Looking back, I believe playing on that isometric angle affected the way that I play basketball games, even to this day. It left me with a tendency to take most of my shots from the side closest to the camera. I also find that I attempt a lot of my three-pointers from the wing, at a roughly forty-five degree angle to the basket. That may also be because I once heard that that was a hot spot for making threes in those old games, but if nothing else, shooting from that area allowed for the most amount of space between the three-point arc and the sideline, while also keeping the player close to the camera. It’s funny how many of these old habits have stuck with me in newer games!
The 16-bit versions of NBA Live would retain the isometric angle as the only camera option through NBA Live 98, but starting with the PC and PlayStation versions of NBA Live 96, multiple camera angles were introduced. Furthermore, the default angle was the new EA Cam, a baseline camera not unlike the ones featured in the modern games. The isometric angle was now available as the Classic Cam, and in NBA Live 96, it came in two varieties: the same angle and movement as in NBA Live 95, and a version in which there was more movement and a zoom-in when players were in the paint. While the new angles were nice, I often found myself playing on Classic Cam.
Classic Cam returned in the PC and PlayStation versions of NBA Live 97, though the Press angle was now the default and there was a manual zoom setting for all of the angles, as well as a toggle option for automatically zooming into the paint. The angle remained in NBA Live 98 through NBA Live 2001 and retained the “Classic” label, though it was starting to become outmoded. Since the games were now in full 3D, it was more of a close approximation of the original isometric angle, left in there as a throwback option for anyone who still enjoyed it. Beginning with NBA Live 2002, it was removed in favour of angles that focused on more realistic presentation.
By that point, most gamers preferred playing on a TV-style angle, or perhaps one of the baseline or sideline angles that placed us in the thick of the action, following the players in third person. An isometric angle felt outdated with fully 3D environments and a variety of camera options, but before the 3D revolution, it definitely served its purpose. These days it may be difficult to appreciate just how big of a jump it was in terms of visuals, but it gave those games the illusion of 3D and facilitated a better gameplay experience.

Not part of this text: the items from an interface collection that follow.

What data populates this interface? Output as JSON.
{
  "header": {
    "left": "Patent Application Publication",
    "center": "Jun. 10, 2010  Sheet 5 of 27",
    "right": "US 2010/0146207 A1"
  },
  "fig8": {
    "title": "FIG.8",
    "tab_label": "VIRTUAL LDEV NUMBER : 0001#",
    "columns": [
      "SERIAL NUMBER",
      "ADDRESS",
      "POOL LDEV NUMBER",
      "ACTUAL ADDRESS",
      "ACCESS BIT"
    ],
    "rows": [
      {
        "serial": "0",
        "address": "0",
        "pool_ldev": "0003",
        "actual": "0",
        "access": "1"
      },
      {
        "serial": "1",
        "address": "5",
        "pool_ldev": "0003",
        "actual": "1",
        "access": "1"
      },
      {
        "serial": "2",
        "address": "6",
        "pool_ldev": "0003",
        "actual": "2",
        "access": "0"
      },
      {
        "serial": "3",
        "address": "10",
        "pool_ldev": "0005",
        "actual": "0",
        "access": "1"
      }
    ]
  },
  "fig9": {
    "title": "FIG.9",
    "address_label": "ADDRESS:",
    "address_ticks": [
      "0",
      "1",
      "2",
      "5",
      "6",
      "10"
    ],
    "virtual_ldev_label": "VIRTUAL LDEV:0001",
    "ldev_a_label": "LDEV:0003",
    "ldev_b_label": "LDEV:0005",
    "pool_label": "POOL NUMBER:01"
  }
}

It struck a good balance of being optimised for gameplay, while retaining an angle that was still reasonably close to a broadcast-style presentation.
There’s no great need for an isometric camera angle to return in NBA Live except for the sake of nostalgia, but that wouldn’t necessarily be a bad idea. EA’s NHL series has brought back the classic NHL 94 camera angle in some of its modern iterations, and as the historical content in NBA 2K demonstrates, nostalgia is an effective selling point. An isometric angle won’t move as many units as Michael Jordan, of course, but it would be a fun throwback for gamers who have been playing NBA Live for over a couple of decades now. As it stands, it’s one of the best innovations in the early days of basketball gaming, and an iconic gameplay camera that arguably defines the era.